The final five movies in the countdown included Ali, Bend it Like Beckham, Cobb, Rudy and Searching for Bobby Fischer. This I believe was the worst selecting the judges made. The only movie in this list worthy of the Top 25 was Rudy. The rest were good, but not great.
The judges should have attempted to include every sport in their list if they were going to include a movie about a child prodigy chess player. If they had looked to every sport they would have realized they left out one of my all-time favorites 8 Seconds, starring Luke Perry, who played World Champion bull rider Lane Frost. With all the cowboys and cowgirls throughout Butler County, I’m sure I’m not the only one.
Any movie that is based on a true story and had average directing should have been considered for the elite list. 8 Seconds should have been in the place of Eight Men Out.
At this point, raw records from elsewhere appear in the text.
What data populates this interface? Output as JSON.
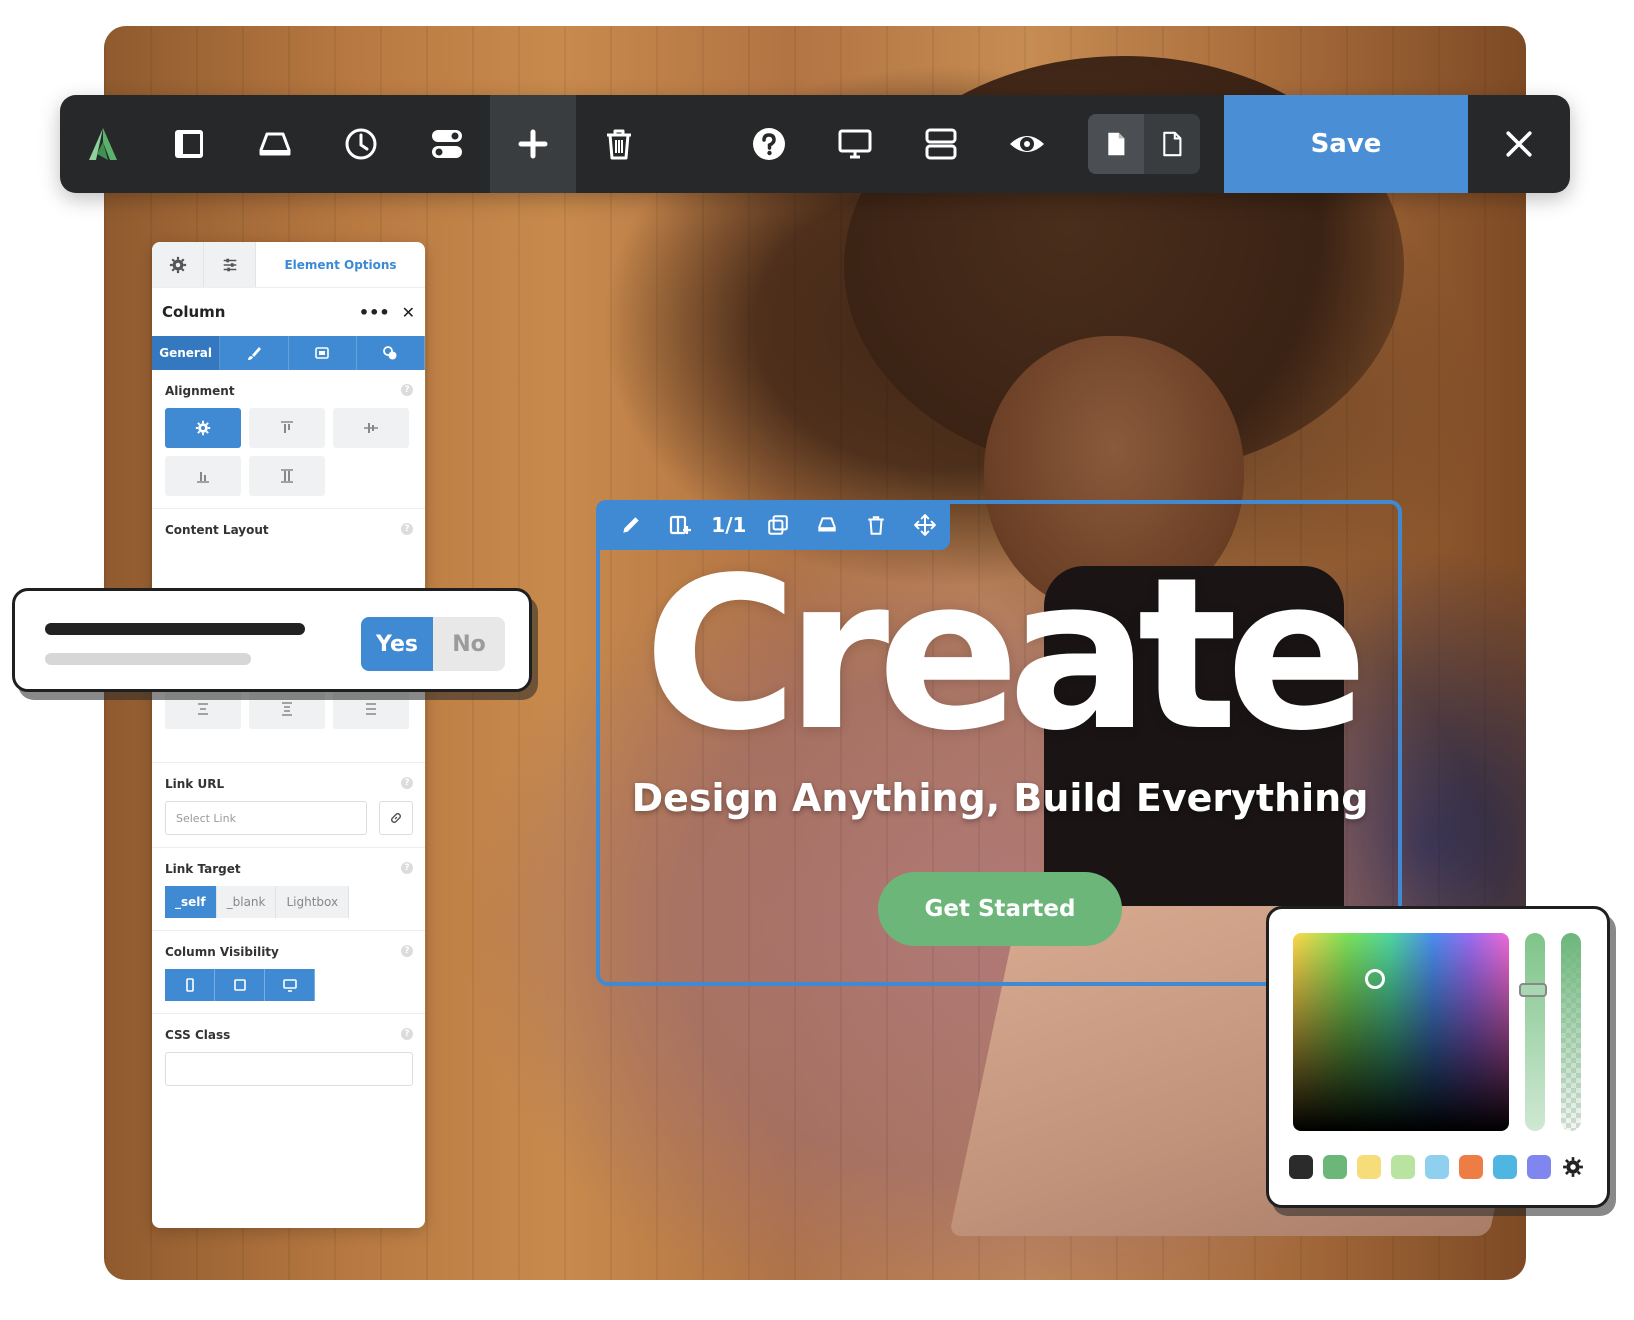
{
  "toolbar": {
    "save_label": "Save",
    "buttons": [
      "logo",
      "sidebar",
      "eraser",
      "history",
      "toggles",
      "add",
      "delete",
      "help",
      "desktop",
      "layers",
      "preview",
      "page-filled",
      "page"
    ]
  },
  "panel": {
    "tab_title": "Element Options",
    "title": "Column",
    "menu": "•••",
    "close": "✕",
    "sub_tabs": {
      "general": "General"
    },
    "alignment_label": "Alignment",
    "content_layout_label": "Content Layout",
    "link_url_label": "Link URL",
    "link_url_placeholder": "Select Link",
    "link_target_label": "Link Target",
    "link_target_options": [
      "_self",
      "_blank",
      "Lightbox"
    ],
    "link_target_selected": "_self",
    "column_visibility_label": "Column Visibility",
    "css_class_label": "CSS Class",
    "help": "?"
  },
  "yes_no": {
    "yes": "Yes",
    "no": "No",
    "selected": "Yes"
  },
  "selection": {
    "size_label": "1/1"
  },
  "hero": {
    "title": "Create",
    "subtitle": "Design Anything, Build Everything",
    "cta": "Get Started"
  },
  "color_picker": {
    "swatches": [
      "#2b2b2b",
      "#6cb67a",
      "#f7dc7a",
      "#b8e3a0",
      "#8fd0ef",
      "#ee7d45",
      "#4eb6e0",
      "#7f86ef"
    ]
  },
  "colors": {
    "accent": "#3f8ad3",
    "toolbar_bg": "#262829",
    "save_bg": "#4a8fd6",
    "cta_bg": "#6cb67a",
    "logo_green": "#5ab26c"
  }
}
Another movie that I believe was overlooked is Days of Thunder. To my knowledge it is the only movie that depicts NASCAR drivers’ ways of life and Tom Cruise, Robert Duval and Randy Quaid did great jobs with their roles. This movie could have easily replaced White Men Can’t Jump on ESPN’s list.
When it comes to golfing movies, I make sure to rent them and make my opinion known. Even though Tin Cup was a good movie about a deadbeat golfing pro that tries to make it big, The Legend of Bagger Vance far exceeded it.
The other two movies I believe should have been included are The Sandlot and The Babe. The Sandlot was a lot better children’s movie than Bend it Like Beckham and when it comes to baseball greats, watching a movie about Babe Ruth is much better than Ty Cobb.
The next time ESPN decides to rank the greatest sports movies of all-time, they should get the opinions of the people that count. The people that pay their hard-earned money to watch the movies.
Adam Prestridge is sports editor of The Greenville Advocate. He can be reached at 382-3111, ext. 122 or by e-mail: firstname.lastname@example.org